(Page and application data records)
::::::::::
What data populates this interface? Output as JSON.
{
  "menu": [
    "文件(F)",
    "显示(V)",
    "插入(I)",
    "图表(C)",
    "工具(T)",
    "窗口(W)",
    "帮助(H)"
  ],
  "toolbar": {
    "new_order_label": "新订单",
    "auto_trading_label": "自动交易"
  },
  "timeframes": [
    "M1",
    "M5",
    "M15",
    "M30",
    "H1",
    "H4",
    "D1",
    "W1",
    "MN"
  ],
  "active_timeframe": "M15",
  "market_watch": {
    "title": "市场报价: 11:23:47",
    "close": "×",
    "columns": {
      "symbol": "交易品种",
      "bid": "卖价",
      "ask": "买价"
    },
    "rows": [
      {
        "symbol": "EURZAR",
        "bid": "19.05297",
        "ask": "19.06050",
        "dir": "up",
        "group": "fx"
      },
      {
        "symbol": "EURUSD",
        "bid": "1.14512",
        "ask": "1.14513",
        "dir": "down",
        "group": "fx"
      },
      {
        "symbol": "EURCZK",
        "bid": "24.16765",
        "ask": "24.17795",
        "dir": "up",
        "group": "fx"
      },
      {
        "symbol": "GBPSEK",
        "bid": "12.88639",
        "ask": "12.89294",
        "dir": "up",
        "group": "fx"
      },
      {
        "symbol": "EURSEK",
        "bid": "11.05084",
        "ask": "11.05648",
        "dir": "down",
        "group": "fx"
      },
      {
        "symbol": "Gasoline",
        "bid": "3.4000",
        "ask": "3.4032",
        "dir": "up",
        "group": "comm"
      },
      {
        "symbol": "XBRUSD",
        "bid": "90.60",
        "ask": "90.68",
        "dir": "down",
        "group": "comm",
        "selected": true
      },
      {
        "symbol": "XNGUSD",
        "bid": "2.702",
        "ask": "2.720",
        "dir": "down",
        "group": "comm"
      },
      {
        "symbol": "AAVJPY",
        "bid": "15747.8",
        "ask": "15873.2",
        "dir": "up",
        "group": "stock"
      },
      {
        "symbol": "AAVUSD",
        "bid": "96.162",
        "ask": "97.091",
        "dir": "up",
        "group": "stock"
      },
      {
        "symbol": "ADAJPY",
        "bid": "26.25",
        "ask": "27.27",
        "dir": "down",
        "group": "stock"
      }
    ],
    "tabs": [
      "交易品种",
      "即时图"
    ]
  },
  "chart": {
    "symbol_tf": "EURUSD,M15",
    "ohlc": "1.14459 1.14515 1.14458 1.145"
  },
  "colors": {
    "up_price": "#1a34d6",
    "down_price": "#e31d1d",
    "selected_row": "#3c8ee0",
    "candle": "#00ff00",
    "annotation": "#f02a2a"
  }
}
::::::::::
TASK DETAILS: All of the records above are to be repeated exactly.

RESPONSE:
What data populates this interface? Output as JSON.
{
  "menu": [
    "文件(F)",
    "显示(V)",
    "插入(I)",
    "图表(C)",
    "工具(T)",
    "窗口(W)",
    "帮助(H)"
  ],
  "toolbar": {
    "new_order_label": "新订单",
    "auto_trading_label": "自动交易"
  },
  "timeframes": [
    "M1",
    "M5",
    "M15",
    "M30",
    "H1",
    "H4",
    "D1",
    "W1",
    "MN"
  ],
  "active_timeframe": "M15",
  "market_watch": {
    "title": "市场报价: 11:23:47",
    "close": "×",
    "columns": {
      "symbol": "交易品种",
      "bid": "卖价",
      "ask": "买价"
    },
    "rows": [
      {
        "symbol": "EURZAR",
        "bid": "19.05297",
        "ask": "19.06050",
        "dir": "up",
        "group": "fx"
      },
      {
        "symbol": "EURUSD",
        "bid": "1.14512",
        "ask": "1.14513",
        "dir": "down",
        "group": "fx"
      },
      {
        "symbol": "EURCZK",
        "bid": "24.16765",
        "ask": "24.17795",
        "dir": "up",
        "group": "fx"
      },
      {
        "symbol": "GBPSEK",
        "bid": "12.88639",
        "ask": "12.89294",
        "dir": "up",
        "group": "fx"
      },
      {
        "symbol": "EURSEK",
        "bid": "11.05084",
        "ask": "11.05648",
        "dir": "down",
        "group": "fx"
      },
      {
        "symbol": "Gasoline",
        "bid": "3.4000",
        "ask": "3.4032",
        "dir": "up",
        "group": "comm"
      },
      {
        "symbol": "XBRUSD",
        "bid": "90.60",
        "ask": "90.68",
        "dir": "down",
        "group": "comm",
        "selected": true
      },
      {
        "symbol": "XNGUSD",
        "bid": "2.702",
        "ask": "2.720",
        "dir": "down",
        "group": "comm"
      },
      {
        "symbol": "AAVJPY",
        "bid": "15747.8",
        "ask": "15873.2",
        "dir": "up",
        "group": "stock"
      },
      {
        "symbol": "AAVUSD",
        "bid": "96.162",
        "ask": "97.091",
        "dir": "up",
        "group": "stock"
      },
      {
        "symbol": "ADAJPY",
        "bid": "26.25",
        "ask": "27.27",
        "dir": "down",
        "group": "stock"
      }
    ],
    "tabs": [
      "交易品种",
      "即时图"
    ]
  },
  "chart": {
    "symbol_tf": "EURUSD,M15",
    "ohlc": "1.14459 1.14515 1.14458 1.145"
  },
  "colors": {
    "up_price": "#1a34d6",
    "down_price": "#e31d1d",
    "selected_row": "#3c8ee0",
    "candle": "#00ff00",
    "annotation": "#f02a2a"
  }
}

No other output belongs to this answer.